Moving your birds out will depend on a few factors - is the coop wired with electric that will allow for using supplemental heat in the coop? Are there other, older, birds already in the coop that the chicks will be integrating with? How many birds are there? If there are no other birds to integrate with, the chicks can move outside once they are fully feathered and able to maintain their own body temperature without needing supplemental heat - the actual age can vary by a week or more, so it's best to evaluate your birds vs. relying on a calendar. Our last batch moved out at 5 weeks to an unwired coop. I had weaned them off the supplemental heat in the week prior and they went to a draft free coop in temperatures in the 50-60's, within the week we had a cold snap - complete with snow storm and sub-freezing temperatures - the birds were as active and healthy as ever. There were sufficient numbers of them to keep each other more than toasty when they piled up to sleep at night.

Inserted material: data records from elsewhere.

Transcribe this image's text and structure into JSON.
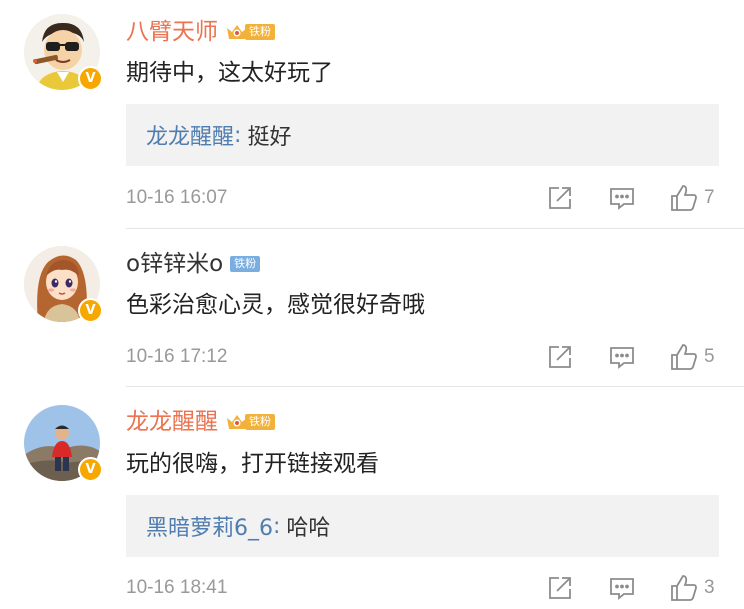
{
  "comments": [
    {
      "username": "八臂天师",
      "fan_badge": "铁粉",
      "text": "期待中，这太好玩了",
      "reply": {
        "user": "龙龙醒醒",
        "colon": ":",
        "text": "挺好"
      },
      "time": "10-16 16:07",
      "likes": "7"
    },
    {
      "username": "o锌锌米o",
      "fan_badge": "铁粉",
      "text": "色彩治愈心灵，感觉很好奇哦",
      "time": "10-16 17:12",
      "likes": "5"
    },
    {
      "username": "龙龙醒醒",
      "fan_badge": "铁粉",
      "text": "玩的很嗨，打开链接观看",
      "reply": {
        "user": "黑暗萝莉6_6",
        "colon": ":",
        "text": "哈哈"
      },
      "time": "10-16 18:41",
      "likes": "3"
    }
  ],
  "verified_mark": "V",
  "colors": {
    "username_vip": "#eb7350",
    "reply_user": "#507daf",
    "meta": "#999999",
    "verified_badge": "#f7a800"
  },
  "icons": [
    "share-icon",
    "comment-icon",
    "like-icon",
    "verified-badge-icon",
    "crown-icon"
  ]
}
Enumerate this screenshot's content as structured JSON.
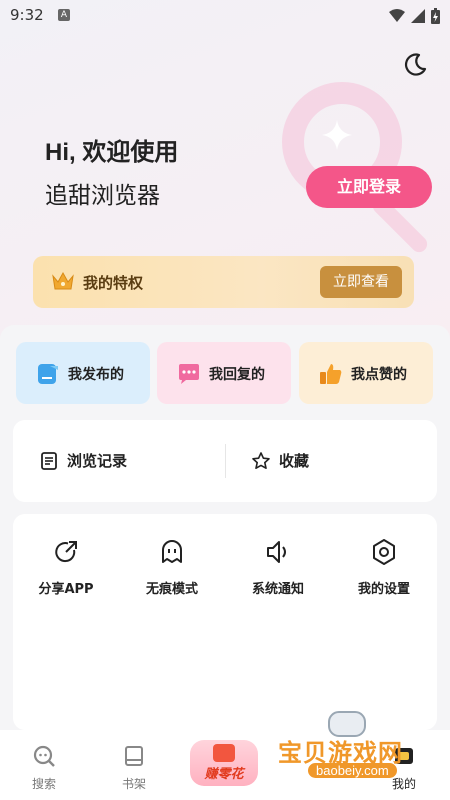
{
  "status": {
    "time": "9:32",
    "badge": "A"
  },
  "header": {
    "greeting": "Hi, 欢迎使用",
    "app_name": "追甜浏览器",
    "login_label": "立即登录"
  },
  "privilege": {
    "label": "我的特权",
    "button": "立即查看"
  },
  "quick_tiles": [
    {
      "label": "我发布的",
      "icon": "post-icon",
      "color": "#3fa3ea"
    },
    {
      "label": "我回复的",
      "icon": "chat-icon",
      "color": "#f06a9f"
    },
    {
      "label": "我点赞的",
      "icon": "thumbs-up-icon",
      "color": "#f5a12b"
    }
  ],
  "records": {
    "history_label": "浏览记录",
    "favorites_label": "收藏"
  },
  "tools": [
    {
      "label": "分享APP",
      "icon": "share-icon"
    },
    {
      "label": "无痕模式",
      "icon": "ghost-icon"
    },
    {
      "label": "系统通知",
      "icon": "speaker-icon"
    },
    {
      "label": "我的设置",
      "icon": "settings-icon"
    }
  ],
  "tabbar": {
    "search": "搜索",
    "bookshelf": "书架",
    "earn": "赚零花",
    "mine": "我的"
  },
  "watermark": {
    "title": "宝贝游戏网",
    "url": "baobeiy.com"
  },
  "colors": {
    "accent": "#f45689",
    "gold": "#c8903e"
  }
}
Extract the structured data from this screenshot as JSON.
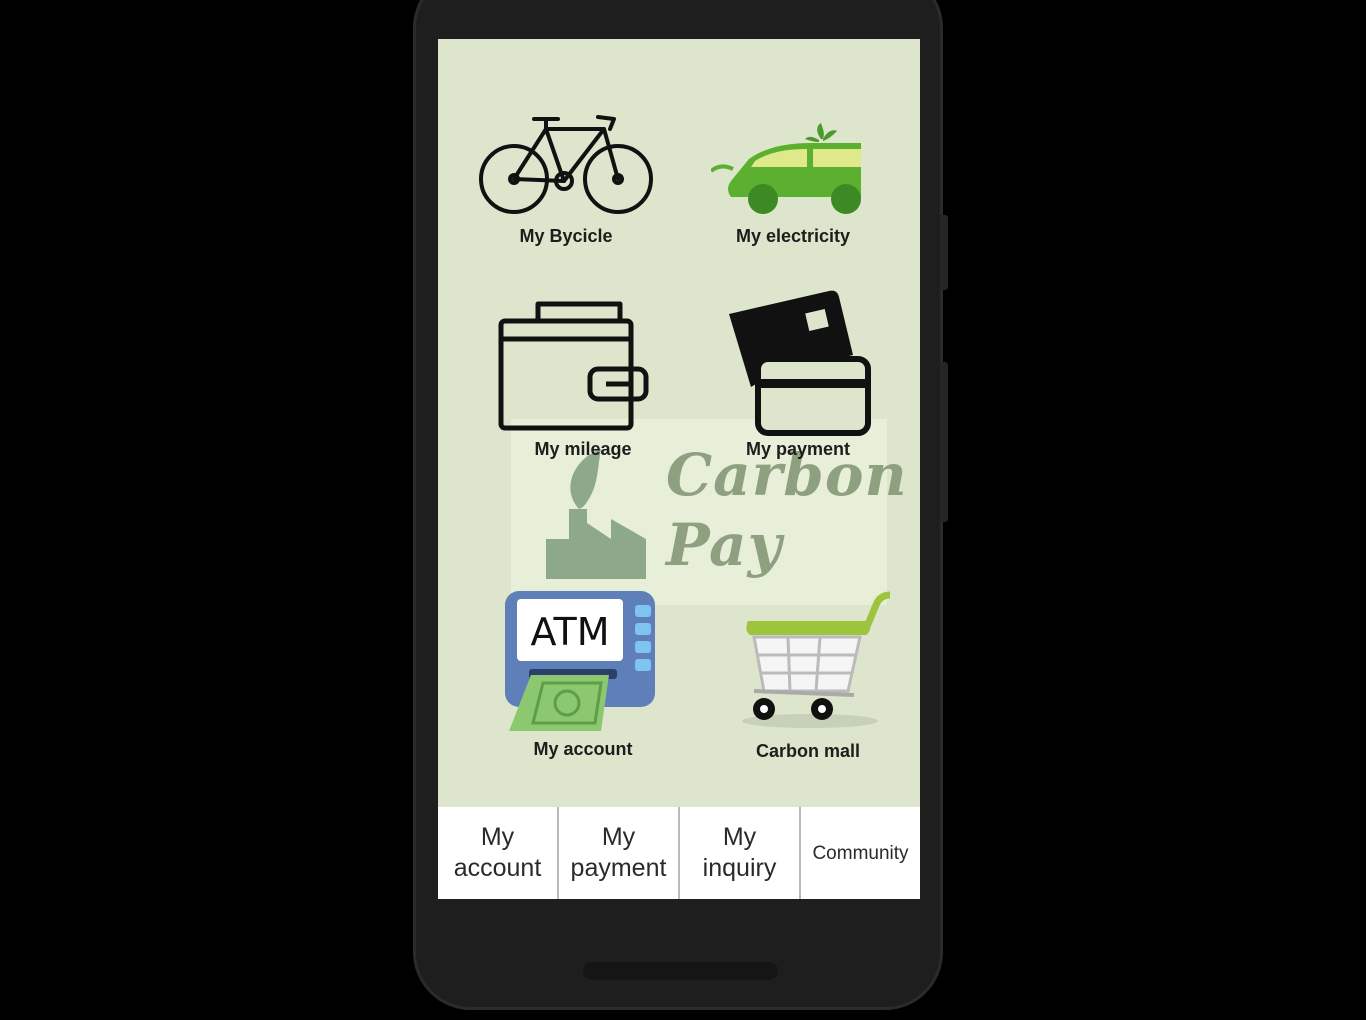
{
  "menu": {
    "bicycle_label": "My Bycicle",
    "electricity_label": "My electricity",
    "mileage_label": "My mileage",
    "payment_label": "My payment",
    "account_label": "My account",
    "mall_label": "Carbon mall"
  },
  "logo": {
    "line1": "Carbon",
    "line2": "Pay"
  },
  "atm_text": "ATM",
  "tabs": {
    "account": "My\naccount",
    "payment": "My\npayment",
    "inquiry": "My\ninquiry",
    "community": "Community"
  },
  "colors": {
    "screen_bg": "#dde6cc",
    "accent_green": "#5aa83a",
    "logo_green": "#8fa080"
  }
}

My experience mirrors Ol Grey Mare's. I don't use supplemental heat out in the coop, although with that said my newest batch of chicks are out there with a heating pad cave. They are just 1 and 2 weeks old, though, and in a pen in the run which keeps them away from the Bigs, but they can still see each other.
My first batch of chicks went out when they were mostly feathered, at 5.5 weeks, which was about 2 weeks longer than I wanted to keep them in the house. I also weaned them off the lamp for about a week before moving day. The daytime temps were in the 40s, and at night it was in the 20s. I had initially put a heat lamp out there for them, but at night when I checked on them they weren't even near it - they were snuggled down in the litter doing a great job of taking care of themselves. Same story the second night, so I took the light out, and that night it snowed. Our last snowfall was June 6th, and the chicks had been out since April 1st. Now, if you do the math, that means that by the time it quit snowing here they were around 12 weeks or so. If I'd kept them in until after that last snowfall I'd have gone crazy!
Broodies do a great job of taking care of their chicks. But I've yet to see one who could completely cover and warm 10 - 20 four to five week old chicks, and yet those chicks grow up just fine.